Tuesday, April 01, 2008

On-base 911 = official; off-base 911 = generally not official

In United States v. Day, __ M.J. ___, No. 07-0690/AF (C.A.A.F. Apr. 1, 2008), CAAF holds that for Article 107 purposes, statements made to on-base emergency medical personnel were "official," but statements made to a civilian 911 operator weren't. Judge Baker wrote for a unanimous court.

CAAF construes Article 107 broadly. For example, CAAF emphasizes that "[f]alse official statements are not limited to line of duty statements." Day, slip op. at 7. Applying its broad interpretation of Article 107, CAAF holds that statements are official where "they were made to civilian personnel who were members of the base fire department charged with performing an on-base military function." Id., slip op. at 8.

But Article 107 is not so broad that it reaches Airman Basic Day's false statements made to an off-base 911 operator. CAAF holds: "On this record the evidence is not sufficient for us to conclude that the statements to the 911 operator were official, but this conclusion does not affect the finding of guilt as to the charge and specification." Id. But CAAF adds this caveat: "In theory, statements made to an off-base 911 operator might implicate Article 107, UCMJ, in situations where, among other things, there is a predictable and necessary nexus to on-base persons performing official military functions on behalf of the command." Id., slip op. at 8 n.4.

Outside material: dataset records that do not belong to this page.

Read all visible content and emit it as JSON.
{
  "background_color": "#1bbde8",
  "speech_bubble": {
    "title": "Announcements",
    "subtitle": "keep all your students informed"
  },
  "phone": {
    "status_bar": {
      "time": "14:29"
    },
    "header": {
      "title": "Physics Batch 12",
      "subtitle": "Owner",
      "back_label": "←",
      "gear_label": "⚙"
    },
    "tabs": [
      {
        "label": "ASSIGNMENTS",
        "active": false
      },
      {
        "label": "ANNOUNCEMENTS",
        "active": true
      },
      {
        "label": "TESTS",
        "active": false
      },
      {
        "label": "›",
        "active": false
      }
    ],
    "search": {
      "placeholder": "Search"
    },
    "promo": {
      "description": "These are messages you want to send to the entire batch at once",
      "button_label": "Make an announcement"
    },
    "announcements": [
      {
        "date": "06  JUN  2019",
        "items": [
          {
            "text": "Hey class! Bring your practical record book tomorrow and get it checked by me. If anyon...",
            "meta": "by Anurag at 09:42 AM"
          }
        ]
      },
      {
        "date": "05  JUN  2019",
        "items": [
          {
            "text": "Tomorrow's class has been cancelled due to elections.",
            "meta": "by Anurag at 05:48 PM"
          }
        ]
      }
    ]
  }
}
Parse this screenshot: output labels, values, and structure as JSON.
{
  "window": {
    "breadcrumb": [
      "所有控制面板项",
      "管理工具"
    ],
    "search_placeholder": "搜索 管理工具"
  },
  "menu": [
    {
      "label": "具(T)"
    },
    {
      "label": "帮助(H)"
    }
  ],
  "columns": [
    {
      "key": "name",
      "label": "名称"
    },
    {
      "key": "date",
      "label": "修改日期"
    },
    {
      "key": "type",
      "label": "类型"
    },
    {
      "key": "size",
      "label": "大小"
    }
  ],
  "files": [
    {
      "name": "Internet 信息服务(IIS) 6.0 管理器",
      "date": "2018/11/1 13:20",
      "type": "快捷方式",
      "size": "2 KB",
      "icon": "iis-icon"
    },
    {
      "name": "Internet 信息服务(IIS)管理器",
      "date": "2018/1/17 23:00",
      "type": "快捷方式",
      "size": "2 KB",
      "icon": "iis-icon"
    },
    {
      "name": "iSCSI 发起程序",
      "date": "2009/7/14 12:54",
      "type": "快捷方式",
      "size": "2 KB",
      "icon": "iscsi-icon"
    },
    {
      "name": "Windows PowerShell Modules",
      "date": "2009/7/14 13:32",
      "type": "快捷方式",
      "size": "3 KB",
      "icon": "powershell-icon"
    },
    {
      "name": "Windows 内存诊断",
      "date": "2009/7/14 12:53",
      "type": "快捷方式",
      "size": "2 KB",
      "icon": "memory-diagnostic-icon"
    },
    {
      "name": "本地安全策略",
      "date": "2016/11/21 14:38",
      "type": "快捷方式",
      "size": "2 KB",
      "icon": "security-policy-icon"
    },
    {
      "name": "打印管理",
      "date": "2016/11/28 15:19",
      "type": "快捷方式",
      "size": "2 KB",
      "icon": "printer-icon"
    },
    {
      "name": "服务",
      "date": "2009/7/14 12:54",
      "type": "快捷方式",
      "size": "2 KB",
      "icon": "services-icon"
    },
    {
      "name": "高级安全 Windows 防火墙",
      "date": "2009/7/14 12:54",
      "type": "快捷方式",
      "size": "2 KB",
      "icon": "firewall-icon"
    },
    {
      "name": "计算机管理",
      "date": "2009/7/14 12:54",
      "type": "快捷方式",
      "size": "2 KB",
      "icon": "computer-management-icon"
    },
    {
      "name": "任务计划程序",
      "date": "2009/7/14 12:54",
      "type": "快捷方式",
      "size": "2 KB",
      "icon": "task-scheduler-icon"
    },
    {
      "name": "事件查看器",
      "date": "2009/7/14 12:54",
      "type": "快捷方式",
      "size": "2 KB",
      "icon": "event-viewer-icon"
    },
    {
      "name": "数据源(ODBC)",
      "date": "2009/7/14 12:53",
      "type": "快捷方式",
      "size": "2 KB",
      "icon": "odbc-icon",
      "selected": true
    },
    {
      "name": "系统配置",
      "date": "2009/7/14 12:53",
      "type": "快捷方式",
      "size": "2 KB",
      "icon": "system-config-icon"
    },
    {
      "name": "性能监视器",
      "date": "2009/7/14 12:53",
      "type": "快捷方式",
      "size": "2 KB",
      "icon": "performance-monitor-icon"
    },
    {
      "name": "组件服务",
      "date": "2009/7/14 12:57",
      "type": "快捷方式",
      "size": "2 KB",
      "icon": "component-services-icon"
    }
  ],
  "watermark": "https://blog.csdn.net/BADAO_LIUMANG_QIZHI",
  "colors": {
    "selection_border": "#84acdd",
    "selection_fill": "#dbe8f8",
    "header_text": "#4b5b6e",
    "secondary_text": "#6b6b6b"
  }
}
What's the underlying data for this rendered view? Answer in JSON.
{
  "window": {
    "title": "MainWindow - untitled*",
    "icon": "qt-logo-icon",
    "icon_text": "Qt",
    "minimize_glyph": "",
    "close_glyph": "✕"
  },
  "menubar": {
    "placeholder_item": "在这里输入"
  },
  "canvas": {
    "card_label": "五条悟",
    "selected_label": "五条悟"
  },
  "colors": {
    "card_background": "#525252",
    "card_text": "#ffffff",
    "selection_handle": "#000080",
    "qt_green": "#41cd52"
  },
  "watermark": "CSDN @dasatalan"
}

The Air Force Court's opinion in the case is available here.

5 comments:

No Man said...
This comment has been removed by the author.
No Man said...

Sadly I agree with the JO'C assessment, snore. But, breaking news to follow tomorrow in the area of potential hot, civilian contractor UCMJ action.

No Man said...

Ok, I will leave that comment up, but it was not intended to sound dirty.

Christopher Mathews said...

"... in situations where, among other things, there is a predictable and necessary nexus to on-base persons performing official military functions on behalf of the command ...

So, for an Article 107 violation, we look for a

(1) predictable and
(2) necessary nexus to
(3) on-base persons
(4) performing official
(5) military functions
(6) on behalf of the command

I know most currently-serving JAGs were brought into the military justice system post-Solario, so maybe I'm showing my age ... but am I the only person who sees a multi-part test like this and gets the shivers?

Cloudesley Shovell said...

Military courts have ratified the use of Article 107 as a catch-all to convict "bad" people when a case is otherwise weak or meritless, the same way federal courts have used 18 USC 1001.

One longs for the days when courts actually enforced the rule of lenity. Nowadays they trip over themselves justifying liberal applications of broad interpretations of the statute.

If the government had offered evidence that whether the baby was found face up or face down was at all material to any duty of any medical care provider or emergency responder, I might be a little bit sympathetic to the Court's ruling. Unfortunately, materiality does not appear to be part of the Court's multi-step test.

Given the incredibly broad scope of Article 107, and its own justifications for criminalizing the statement made to the firefighters, CAAF's exclusion of the statement to the 911 operator makes no sense. The "face down" statement to the firefighters was criminal because "These personnel were providing on-base emergency services pursuant to the commander’s interest in and responsibility for the health and welfare of dependents residing in base housing over which he exercised command responsibility" according to CAAF.

So what about the 911 operator? According to the facts, when someone in base housing calls 911, they get an off-base operator who is able to dispatch the on-base fire department. This 911 operator also gave instructions to appellant over the phone on how to perform CPR. Clearly, the base and the local 911 system cooperate to improve response time to emergencies on base. So, even though the 911 operator is physically located off-base, she is certainly included in the definition of "personnel providing on-base emergency services pursuant to the commander’s interest in and responsibility for the health and welfare of dependents residing in base housing." The ONLY difference is that the 911 operator is off-base, and the firefighters are on-base. Is CAAF saying that if the firefighters who responded had come from off-base, then appellant would not be guilty? Hardly. CAAF's pointless exclusion of the statements to the 911 operator, when those statements are clearly included in the Court's legal test for false official statements, demonstrates how far afield the Court has strayed in interpreting Article 107.

The law would be well-served by returning Article 107 jurisprudence to firmer foundations, together with a healthy application of the rule of lenity.